CHICAGO, Ill. — On the west side of Chicago, Damon Lamar Reed shows off a portion of his "Still Searching" portrait project.
"I was kind of oblivious to this stuff, and when I started doing research and finding out things, it was really shocking," he said. "I just wanted to do something."
He’s using his talent to draw more eyes to the dozens and dozens of unsolved cases of missing and murdered Black women that have plagued the south and west sides of Chicago for decades. It's an issue many may not have heard of outside of those neighborhoods.
"We're one of the biggest cities in the United States. Not only should this be a priority for our police department, but this should be national, international news," said Nikki Patin.
Patin is the community director for the Chicago Alliance Against Sexual Exploitation, one of the local organizations that have been sounding the alarm about what’s happening in the city.
Since 2001, at least 75 women, ages 15 to 58, mostly Black, who were missing were eventually found murdered in similar ways: most died of strangulation. Their bodies were found in alleys, dumpsters and abandoned buildings around the south and west sides of Chicago. Fifty- one of those murders are unsolved.
"The problem is that in most places, I think that would trigger somebody saying, 'Hmm, there's a pattern,'" said Patin, "but as far as I know, on like a major media level, there's not been a lot of discussion."
Advocates like Patin say the reason so many of these women and their families haven’t received justice is because of the color of their skin and the neighborhoods they come from. She says instead of seeing someone who needs to be found, many assume that Black women and girls who go missing led dangerous lives and put themselves in harm's way.
"That's why you choose to live in a civil society, right? Because you are paying into a system that hopefully has your best interests at heart, and I think that, especially in the cases of missing and murdered Black women, it's heartbreakingly clear that, that is not applied to all of us," she said.
Last year, 250,000 women went missing and 100,000 were women of color. On average, African Americans remain missing four times longer than white Americans. The highly-publicized Gabby Petito case threw into the spotlight the disparities in media coverage that missing women of color receive compared to missing white women. It's a statistic that Gabby’s father even brought up to the media himself.

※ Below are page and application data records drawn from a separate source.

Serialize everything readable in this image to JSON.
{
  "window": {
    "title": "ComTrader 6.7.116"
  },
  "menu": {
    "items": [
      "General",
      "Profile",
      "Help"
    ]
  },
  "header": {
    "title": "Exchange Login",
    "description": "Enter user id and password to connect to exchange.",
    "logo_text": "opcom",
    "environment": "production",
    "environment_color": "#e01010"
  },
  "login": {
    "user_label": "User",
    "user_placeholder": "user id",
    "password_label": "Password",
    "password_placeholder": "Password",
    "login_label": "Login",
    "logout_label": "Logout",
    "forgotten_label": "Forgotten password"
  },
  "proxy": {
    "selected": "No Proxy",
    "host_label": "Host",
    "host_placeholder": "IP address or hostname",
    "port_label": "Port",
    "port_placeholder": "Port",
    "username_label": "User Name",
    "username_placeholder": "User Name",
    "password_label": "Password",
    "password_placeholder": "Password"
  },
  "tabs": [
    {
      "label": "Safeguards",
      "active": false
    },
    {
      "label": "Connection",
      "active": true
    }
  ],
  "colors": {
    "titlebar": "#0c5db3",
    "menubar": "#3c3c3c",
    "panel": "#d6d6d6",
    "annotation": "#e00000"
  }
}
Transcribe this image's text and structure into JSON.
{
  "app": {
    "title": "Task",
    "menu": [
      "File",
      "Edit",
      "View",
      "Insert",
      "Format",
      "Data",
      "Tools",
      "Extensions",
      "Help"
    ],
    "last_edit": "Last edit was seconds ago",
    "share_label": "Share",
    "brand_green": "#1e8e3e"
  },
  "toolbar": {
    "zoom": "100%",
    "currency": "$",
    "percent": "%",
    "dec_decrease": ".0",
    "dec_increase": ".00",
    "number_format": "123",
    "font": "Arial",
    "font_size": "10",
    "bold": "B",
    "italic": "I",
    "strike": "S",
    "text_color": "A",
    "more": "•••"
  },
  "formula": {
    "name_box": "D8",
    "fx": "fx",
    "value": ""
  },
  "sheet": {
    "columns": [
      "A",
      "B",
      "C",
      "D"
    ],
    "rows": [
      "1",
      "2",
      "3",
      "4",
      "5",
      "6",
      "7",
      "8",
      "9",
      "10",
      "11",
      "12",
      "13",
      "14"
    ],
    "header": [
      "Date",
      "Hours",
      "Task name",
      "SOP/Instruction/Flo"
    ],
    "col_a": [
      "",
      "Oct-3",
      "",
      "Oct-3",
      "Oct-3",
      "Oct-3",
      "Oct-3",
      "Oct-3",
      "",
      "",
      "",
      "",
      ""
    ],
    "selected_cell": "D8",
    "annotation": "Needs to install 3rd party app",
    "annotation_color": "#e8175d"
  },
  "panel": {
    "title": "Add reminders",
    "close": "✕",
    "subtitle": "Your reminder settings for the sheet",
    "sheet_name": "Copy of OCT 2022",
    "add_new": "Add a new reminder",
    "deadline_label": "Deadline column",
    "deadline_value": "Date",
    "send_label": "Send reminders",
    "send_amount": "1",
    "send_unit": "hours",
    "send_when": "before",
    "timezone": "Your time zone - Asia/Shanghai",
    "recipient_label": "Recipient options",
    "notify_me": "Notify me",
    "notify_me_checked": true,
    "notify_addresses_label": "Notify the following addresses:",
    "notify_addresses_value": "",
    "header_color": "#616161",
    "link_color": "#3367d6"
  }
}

"There's something wrong. and it's an American tragedy, " said Rev. Robin Hood.
Rev. Hood is a pastor in Chicago’s west side. As an ambassador for his own community, he’s been working with the families of many missing and murdered women. Recently, he’s been helping the family of Shawteiya Smith, who was murdered four years ago. It was recently found that DNA evidence from her case vanished in the hands of detectives.
"We have to protect all our women, all our girls, all our children, we have to protect and we have to demand this from a public official and law enforcement."
Natalie Wilson is the founder of Black and Missing Foundation. With her public relations background, she works with families whose loved ones don't get media coverage. She hopes that both reporters and folks from white communities help in the search for missing women everywhere.
"Media coverage is so vital because it alerts the community that someone is missing and it can greater the chance of the recovery, but it also puts pressure on law enforcement to add resources to the case," said Wilson.
Advocates in Chicago are doing what they can, but to find as many women as possible they say they need everyone – media, law enforcement and the public – to join their efforts.
"This is not a problem that Black women and girls are going to solve by themselves, nor should they," said Nikki Patin. "This should be, you know, of all efforts, this should be a group effort."